*Component data from apps and pages:*
• • • • • • •
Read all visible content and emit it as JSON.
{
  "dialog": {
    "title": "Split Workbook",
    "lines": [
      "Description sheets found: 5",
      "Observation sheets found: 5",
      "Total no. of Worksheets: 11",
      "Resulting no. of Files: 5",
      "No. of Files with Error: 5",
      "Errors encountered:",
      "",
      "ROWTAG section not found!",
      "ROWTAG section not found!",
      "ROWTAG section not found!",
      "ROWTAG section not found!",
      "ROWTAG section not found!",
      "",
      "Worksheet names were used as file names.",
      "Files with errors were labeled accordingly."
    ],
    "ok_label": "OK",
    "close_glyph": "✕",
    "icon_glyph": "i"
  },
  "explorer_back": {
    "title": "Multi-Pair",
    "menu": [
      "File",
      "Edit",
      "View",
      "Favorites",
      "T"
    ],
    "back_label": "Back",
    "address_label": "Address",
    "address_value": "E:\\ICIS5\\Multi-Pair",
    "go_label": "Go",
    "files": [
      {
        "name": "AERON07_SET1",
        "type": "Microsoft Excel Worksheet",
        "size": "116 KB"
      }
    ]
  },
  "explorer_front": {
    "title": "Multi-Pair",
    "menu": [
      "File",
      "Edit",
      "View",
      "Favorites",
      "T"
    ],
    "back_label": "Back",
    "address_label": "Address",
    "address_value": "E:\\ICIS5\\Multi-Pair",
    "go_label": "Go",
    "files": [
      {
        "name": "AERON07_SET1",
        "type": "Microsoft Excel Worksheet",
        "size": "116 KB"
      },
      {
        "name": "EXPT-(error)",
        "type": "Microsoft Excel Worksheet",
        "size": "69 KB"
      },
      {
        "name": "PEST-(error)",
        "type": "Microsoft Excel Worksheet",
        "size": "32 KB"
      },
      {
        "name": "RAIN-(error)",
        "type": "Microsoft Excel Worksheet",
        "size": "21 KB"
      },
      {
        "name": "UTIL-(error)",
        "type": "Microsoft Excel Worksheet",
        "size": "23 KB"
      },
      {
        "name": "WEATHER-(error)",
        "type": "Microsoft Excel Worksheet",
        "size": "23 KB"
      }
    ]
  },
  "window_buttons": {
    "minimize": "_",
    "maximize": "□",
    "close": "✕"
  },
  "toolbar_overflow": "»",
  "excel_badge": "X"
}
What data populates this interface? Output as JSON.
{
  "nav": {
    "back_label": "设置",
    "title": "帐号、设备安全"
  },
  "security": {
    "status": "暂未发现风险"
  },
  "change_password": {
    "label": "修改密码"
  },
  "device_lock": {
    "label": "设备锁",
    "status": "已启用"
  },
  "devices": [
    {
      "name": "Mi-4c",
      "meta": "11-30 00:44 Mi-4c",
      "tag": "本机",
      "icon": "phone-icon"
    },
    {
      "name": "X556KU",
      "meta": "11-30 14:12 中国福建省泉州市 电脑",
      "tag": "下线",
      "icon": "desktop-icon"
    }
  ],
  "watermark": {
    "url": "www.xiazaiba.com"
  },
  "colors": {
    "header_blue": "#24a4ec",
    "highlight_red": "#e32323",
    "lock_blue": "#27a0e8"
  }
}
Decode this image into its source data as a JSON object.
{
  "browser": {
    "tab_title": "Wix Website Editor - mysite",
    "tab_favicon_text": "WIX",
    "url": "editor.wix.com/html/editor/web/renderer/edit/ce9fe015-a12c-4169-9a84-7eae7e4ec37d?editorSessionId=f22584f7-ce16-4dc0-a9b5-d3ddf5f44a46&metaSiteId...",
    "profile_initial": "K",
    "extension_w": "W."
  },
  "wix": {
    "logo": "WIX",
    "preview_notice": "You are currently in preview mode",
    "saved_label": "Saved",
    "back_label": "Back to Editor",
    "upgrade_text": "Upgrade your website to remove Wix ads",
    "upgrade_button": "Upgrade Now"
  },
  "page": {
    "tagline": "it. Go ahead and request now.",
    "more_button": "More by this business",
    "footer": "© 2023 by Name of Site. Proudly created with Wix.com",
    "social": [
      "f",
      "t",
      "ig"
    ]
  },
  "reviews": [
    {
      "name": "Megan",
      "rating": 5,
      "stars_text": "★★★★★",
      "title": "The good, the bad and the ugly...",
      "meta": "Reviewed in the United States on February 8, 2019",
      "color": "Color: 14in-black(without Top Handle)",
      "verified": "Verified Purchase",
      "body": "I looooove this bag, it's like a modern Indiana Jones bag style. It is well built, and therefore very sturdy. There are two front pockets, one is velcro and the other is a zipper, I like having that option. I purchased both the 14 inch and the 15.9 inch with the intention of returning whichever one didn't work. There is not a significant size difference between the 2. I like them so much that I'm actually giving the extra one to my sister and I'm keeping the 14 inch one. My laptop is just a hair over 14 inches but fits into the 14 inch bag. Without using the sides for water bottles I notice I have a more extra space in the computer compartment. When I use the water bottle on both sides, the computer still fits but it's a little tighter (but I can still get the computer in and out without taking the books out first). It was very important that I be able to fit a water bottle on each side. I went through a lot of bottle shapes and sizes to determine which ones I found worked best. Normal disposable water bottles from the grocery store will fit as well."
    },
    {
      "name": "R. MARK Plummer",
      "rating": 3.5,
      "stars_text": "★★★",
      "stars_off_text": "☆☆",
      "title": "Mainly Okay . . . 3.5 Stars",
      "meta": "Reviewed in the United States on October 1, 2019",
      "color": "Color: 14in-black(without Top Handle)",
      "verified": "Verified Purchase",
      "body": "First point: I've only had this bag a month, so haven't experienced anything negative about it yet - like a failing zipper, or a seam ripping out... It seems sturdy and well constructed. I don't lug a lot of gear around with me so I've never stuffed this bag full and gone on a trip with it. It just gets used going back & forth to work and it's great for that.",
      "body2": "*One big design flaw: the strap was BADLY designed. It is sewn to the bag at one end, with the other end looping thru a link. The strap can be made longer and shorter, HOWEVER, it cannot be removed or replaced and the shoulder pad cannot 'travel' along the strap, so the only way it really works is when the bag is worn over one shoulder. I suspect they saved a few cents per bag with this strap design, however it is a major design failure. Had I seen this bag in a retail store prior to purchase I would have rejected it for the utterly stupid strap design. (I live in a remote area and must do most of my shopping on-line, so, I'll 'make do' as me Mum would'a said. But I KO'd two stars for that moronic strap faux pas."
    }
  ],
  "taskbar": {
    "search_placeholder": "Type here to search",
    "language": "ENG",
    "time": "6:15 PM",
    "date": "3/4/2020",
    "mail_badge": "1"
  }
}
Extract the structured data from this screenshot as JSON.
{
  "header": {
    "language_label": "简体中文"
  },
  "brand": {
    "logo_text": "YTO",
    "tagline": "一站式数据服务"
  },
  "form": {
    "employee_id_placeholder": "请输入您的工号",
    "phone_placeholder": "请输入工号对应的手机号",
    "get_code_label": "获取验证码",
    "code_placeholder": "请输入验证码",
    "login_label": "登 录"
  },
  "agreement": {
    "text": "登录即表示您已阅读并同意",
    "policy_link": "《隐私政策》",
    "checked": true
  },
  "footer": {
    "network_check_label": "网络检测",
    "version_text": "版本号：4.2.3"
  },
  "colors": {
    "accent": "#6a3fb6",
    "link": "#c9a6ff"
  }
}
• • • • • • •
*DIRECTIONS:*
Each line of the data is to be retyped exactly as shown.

*YOUR SOLUTION:*
Read all visible content and emit it as JSON.
{
  "dialog": {
    "title": "Split Workbook",
    "lines": [
      "Description sheets found: 5",
      "Observation sheets found: 5",
      "Total no. of Worksheets: 11",
      "Resulting no. of Files: 5",
      "No. of Files with Error: 5",
      "Errors encountered:",
      "",
      "ROWTAG section not found!",
      "ROWTAG section not found!",
      "ROWTAG section not found!",
      "ROWTAG section not found!",
      "ROWTAG section not found!",
      "",
      "Worksheet names were used as file names.",
      "Files with errors were labeled accordingly."
    ],
    "ok_label": "OK",
    "close_glyph": "✕",
    "icon_glyph": "i"
  },
  "explorer_back": {
    "title": "Multi-Pair",
    "menu": [
      "File",
      "Edit",
      "View",
      "Favorites",
      "T"
    ],
    "back_label": "Back",
    "address_label": "Address",
    "address_value": "E:\\ICIS5\\Multi-Pair",
    "go_label": "Go",
    "files": [
      {
        "name": "AERON07_SET1",
        "type": "Microsoft Excel Worksheet",
        "size": "116 KB"
      }
    ]
  },
  "explorer_front": {
    "title": "Multi-Pair",
    "menu": [
      "File",
      "Edit",
      "View",
      "Favorites",
      "T"
    ],
    "back_label": "Back",
    "address_label": "Address",
    "address_value": "E:\\ICIS5\\Multi-Pair",
    "go_label": "Go",
    "files": [
      {
        "name": "AERON07_SET1",
        "type": "Microsoft Excel Worksheet",
        "size": "116 KB"
      },
      {
        "name": "EXPT-(error)",
        "type": "Microsoft Excel Worksheet",
        "size": "69 KB"
      },
      {
        "name": "PEST-(error)",
        "type": "Microsoft Excel Worksheet",
        "size": "32 KB"
      },
      {
        "name": "RAIN-(error)",
        "type": "Microsoft Excel Worksheet",
        "size": "21 KB"
      },
      {
        "name": "UTIL-(error)",
        "type": "Microsoft Excel Worksheet",
        "size": "23 KB"
      },
      {
        "name": "WEATHER-(error)",
        "type": "Microsoft Excel Worksheet",
        "size": "23 KB"
      }
    ]
  },
  "window_buttons": {
    "minimize": "_",
    "maximize": "□",
    "close": "✕"
  },
  "toolbar_overflow": "»",
  "excel_badge": "X"
}
What data populates this interface? Output as JSON.
{
  "nav": {
    "back_label": "设置",
    "title": "帐号、设备安全"
  },
  "security": {
    "status": "暂未发现风险"
  },
  "change_password": {
    "label": "修改密码"
  },
  "device_lock": {
    "label": "设备锁",
    "status": "已启用"
  },
  "devices": [
    {
      "name": "Mi-4c",
      "meta": "11-30 00:44 Mi-4c",
      "tag": "本机",
      "icon": "phone-icon"
    },
    {
      "name": "X556KU",
      "meta": "11-30 14:12 中国福建省泉州市 电脑",
      "tag": "下线",
      "icon": "desktop-icon"
    }
  ],
  "watermark": {
    "url": "www.xiazaiba.com"
  },
  "colors": {
    "header_blue": "#24a4ec",
    "highlight_red": "#e32323",
    "lock_blue": "#27a0e8"
  }
}
Decode this image into its source data as a JSON object.
{
  "browser": {
    "tab_title": "Wix Website Editor - mysite",
    "tab_favicon_text": "WIX",
    "url": "editor.wix.com/html/editor/web/renderer/edit/ce9fe015-a12c-4169-9a84-7eae7e4ec37d?editorSessionId=f22584f7-ce16-4dc0-a9b5-d3ddf5f44a46&metaSiteId...",
    "profile_initial": "K",
    "extension_w": "W."
  },
  "wix": {
    "logo": "WIX",
    "preview_notice": "You are currently in preview mode",
    "saved_label": "Saved",
    "back_label": "Back to Editor",
    "upgrade_text": "Upgrade your website to remove Wix ads",
    "upgrade_button": "Upgrade Now"
  },
  "page": {
    "tagline": "it. Go ahead and request now.",
    "more_button": "More by this business",
    "footer": "© 2023 by Name of Site. Proudly created with Wix.com",
    "social": [
      "f",
      "t",
      "ig"
    ]
  },
  "reviews": [
    {
      "name": "Megan",
      "rating": 5,
      "stars_text": "★★★★★",
      "title": "The good, the bad and the ugly...",
      "meta": "Reviewed in the United States on February 8, 2019",
      "color": "Color: 14in-black(without Top Handle)",
      "verified": "Verified Purchase",
      "body": "I looooove this bag, it's like a modern Indiana Jones bag style. It is well built, and therefore very sturdy. There are two front pockets, one is velcro and the other is a zipper, I like having that option. I purchased both the 14 inch and the 15.9 inch with the intention of returning whichever one didn't work. There is not a significant size difference between the 2. I like them so much that I'm actually giving the extra one to my sister and I'm keeping the 14 inch one. My laptop is just a hair over 14 inches but fits into the 14 inch bag. Without using the sides for water bottles I notice I have a more extra space in the computer compartment. When I use the water bottle on both sides, the computer still fits but it's a little tighter (but I can still get the computer in and out without taking the books out first). It was very important that I be able to fit a water bottle on each side. I went through a lot of bottle shapes and sizes to determine which ones I found worked best. Normal disposable water bottles from the grocery store will fit as well."
    },
    {
      "name": "R. MARK Plummer",
      "rating": 3.5,
      "stars_text": "★★★",
      "stars_off_text": "☆☆",
      "title": "Mainly Okay . . . 3.5 Stars",
      "meta": "Reviewed in the United States on October 1, 2019",
      "color": "Color: 14in-black(without Top Handle)",
      "verified": "Verified Purchase",
      "body": "First point: I've only had this bag a month, so haven't experienced anything negative about it yet - like a failing zipper, or a seam ripping out... It seems sturdy and well constructed. I don't lug a lot of gear around with me so I've never stuffed this bag full and gone on a trip with it. It just gets used going back & forth to work and it's great for that.",
      "body2": "*One big design flaw: the strap was BADLY designed. It is sewn to the bag at one end, with the other end looping thru a link. The strap can be made longer and shorter, HOWEVER, it cannot be removed or replaced and the shoulder pad cannot 'travel' along the strap, so the only way it really works is when the bag is worn over one shoulder. I suspect they saved a few cents per bag with this strap design, however it is a major design failure. Had I seen this bag in a retail store prior to purchase I would have rejected it for the utterly stupid strap design. (I live in a remote area and must do most of my shopping on-line, so, I'll 'make do' as me Mum would'a said. But I KO'd two stars for that moronic strap faux pas."
    }
  ],
  "taskbar": {
    "search_placeholder": "Type here to search",
    "language": "ENG",
    "time": "6:15 PM",
    "date": "3/4/2020",
    "mail_badge": "1"
  }
}
Extract the structured data from this screenshot as JSON.
{
  "header": {
    "language_label": "简体中文"
  },
  "brand": {
    "logo_text": "YTO",
    "tagline": "一站式数据服务"
  },
  "form": {
    "employee_id_placeholder": "请输入您的工号",
    "phone_placeholder": "请输入工号对应的手机号",
    "get_code_label": "获取验证码",
    "code_placeholder": "请输入验证码",
    "login_label": "登 录"
  },
  "agreement": {
    "text": "登录即表示您已阅读并同意",
    "policy_link": "《隐私政策》",
    "checked": true
  },
  "footer": {
    "network_check_label": "网络检测",
    "version_text": "版本号：4.2.3"
  },
  "colors": {
    "accent": "#6a3fb6",
    "link": "#c9a6ff"
  }
}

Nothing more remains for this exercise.